[Opening Source data section]

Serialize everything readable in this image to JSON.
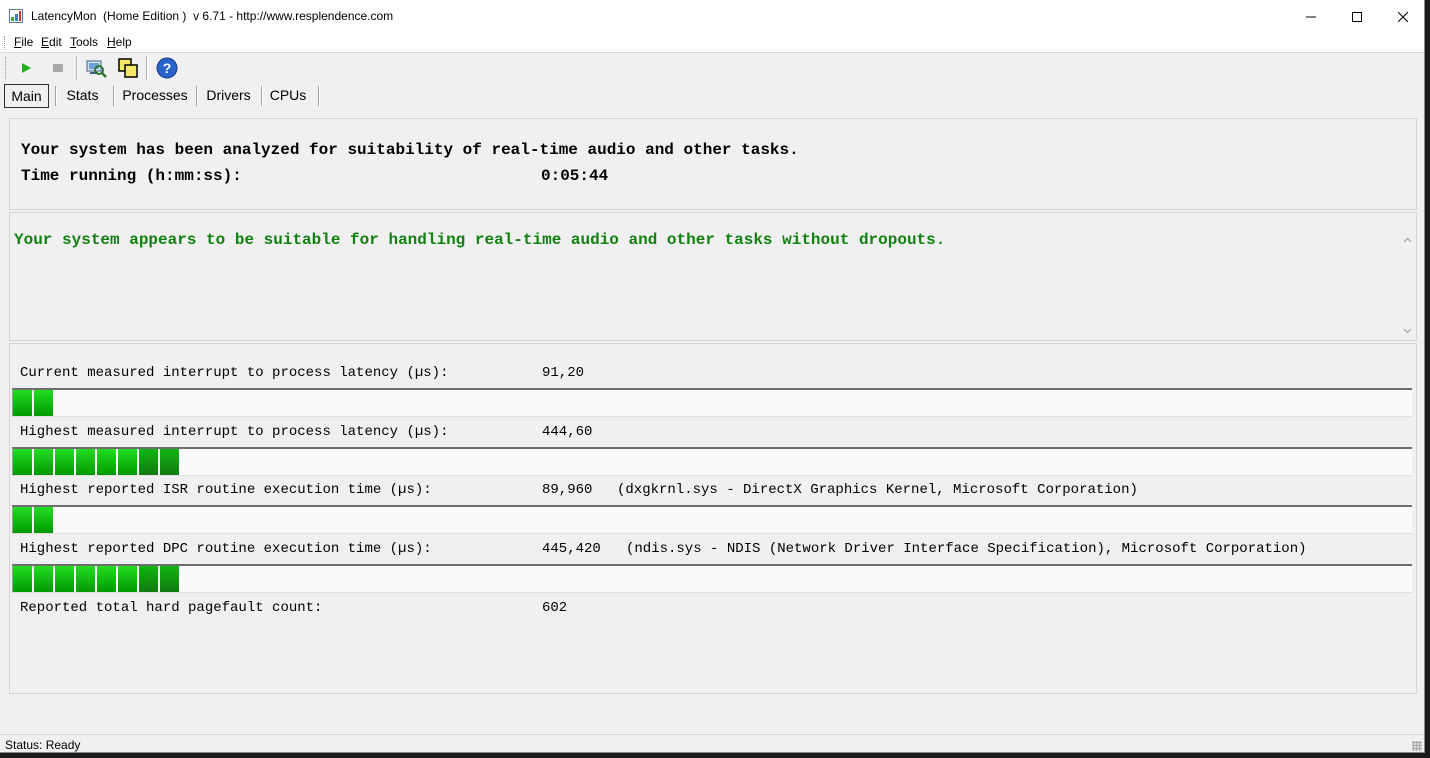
{
  "window": {
    "title": "LatencyMon  (Home Edition )  v 6.71 - http://www.resplendence.com"
  },
  "menu": [
    {
      "key": "F",
      "rest": "ile"
    },
    {
      "key": "E",
      "rest": "dit"
    },
    {
      "key": "T",
      "rest": "ools"
    },
    {
      "key": "H",
      "rest": "elp"
    }
  ],
  "toolbar": {
    "icons": [
      "play-icon",
      "stop-icon",
      "analyze-icon",
      "windows-icon",
      "help-icon"
    ]
  },
  "tabs": [
    "Main",
    "Stats",
    "Processes",
    "Drivers",
    "CPUs"
  ],
  "summary": {
    "line1": "Your system has been analyzed for suitability of real-time audio and other tasks.",
    "time_label": "Time running (h:mm:ss):",
    "time_value": "0:05:44"
  },
  "verdict": {
    "text": "Your system appears to be suitable for handling real-time audio and other tasks without dropouts.",
    "color": "#108010"
  },
  "metrics": [
    {
      "label": "Current measured interrupt to process latency (µs):",
      "value": "91,20",
      "extra": "",
      "bar_segments": 2
    },
    {
      "label": "Highest measured interrupt to process latency (µs):",
      "value": "444,60",
      "extra": "",
      "bar_segments": 8
    },
    {
      "label": "Highest reported ISR routine execution time (µs):",
      "value": "89,960",
      "extra": "(dxgkrnl.sys - DirectX Graphics Kernel, Microsoft Corporation)",
      "bar_segments": 2
    },
    {
      "label": "Highest reported DPC routine execution time (µs):",
      "value": "445,420",
      "extra": "(ndis.sys - NDIS (Network Driver Interface Specification), Microsoft Corporation)",
      "bar_segments": 8
    },
    {
      "label": "Reported total hard pagefault count:",
      "value": "602",
      "extra": ""
    }
  ],
  "status": {
    "text": "Status: Ready"
  },
  "colors": {
    "bar_green": "#22dd22",
    "bar_dark_green": "#117a11",
    "verdict_green": "#108010"
  }
}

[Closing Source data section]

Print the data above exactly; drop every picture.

Serialize everything readable in this image to JSON.
{
  "window": {
    "title": "LatencyMon  (Home Edition )  v 6.71 - http://www.resplendence.com"
  },
  "menu": [
    {
      "key": "F",
      "rest": "ile"
    },
    {
      "key": "E",
      "rest": "dit"
    },
    {
      "key": "T",
      "rest": "ools"
    },
    {
      "key": "H",
      "rest": "elp"
    }
  ],
  "toolbar": {
    "icons": [
      "play-icon",
      "stop-icon",
      "analyze-icon",
      "windows-icon",
      "help-icon"
    ]
  },
  "tabs": [
    "Main",
    "Stats",
    "Processes",
    "Drivers",
    "CPUs"
  ],
  "summary": {
    "line1": "Your system has been analyzed for suitability of real-time audio and other tasks.",
    "time_label": "Time running (h:mm:ss):",
    "time_value": "0:05:44"
  },
  "verdict": {
    "text": "Your system appears to be suitable for handling real-time audio and other tasks without dropouts.",
    "color": "#108010"
  },
  "metrics": [
    {
      "label": "Current measured interrupt to process latency (µs):",
      "value": "91,20",
      "extra": "",
      "bar_segments": 2
    },
    {
      "label": "Highest measured interrupt to process latency (µs):",
      "value": "444,60",
      "extra": "",
      "bar_segments": 8
    },
    {
      "label": "Highest reported ISR routine execution time (µs):",
      "value": "89,960",
      "extra": "(dxgkrnl.sys - DirectX Graphics Kernel, Microsoft Corporation)",
      "bar_segments": 2
    },
    {
      "label": "Highest reported DPC routine execution time (µs):",
      "value": "445,420",
      "extra": "(ndis.sys - NDIS (Network Driver Interface Specification), Microsoft Corporation)",
      "bar_segments": 8
    },
    {
      "label": "Reported total hard pagefault count:",
      "value": "602",
      "extra": ""
    }
  ],
  "status": {
    "text": "Status: Ready"
  },
  "colors": {
    "bar_green": "#22dd22",
    "bar_dark_green": "#117a11",
    "verdict_green": "#108010"
  }
}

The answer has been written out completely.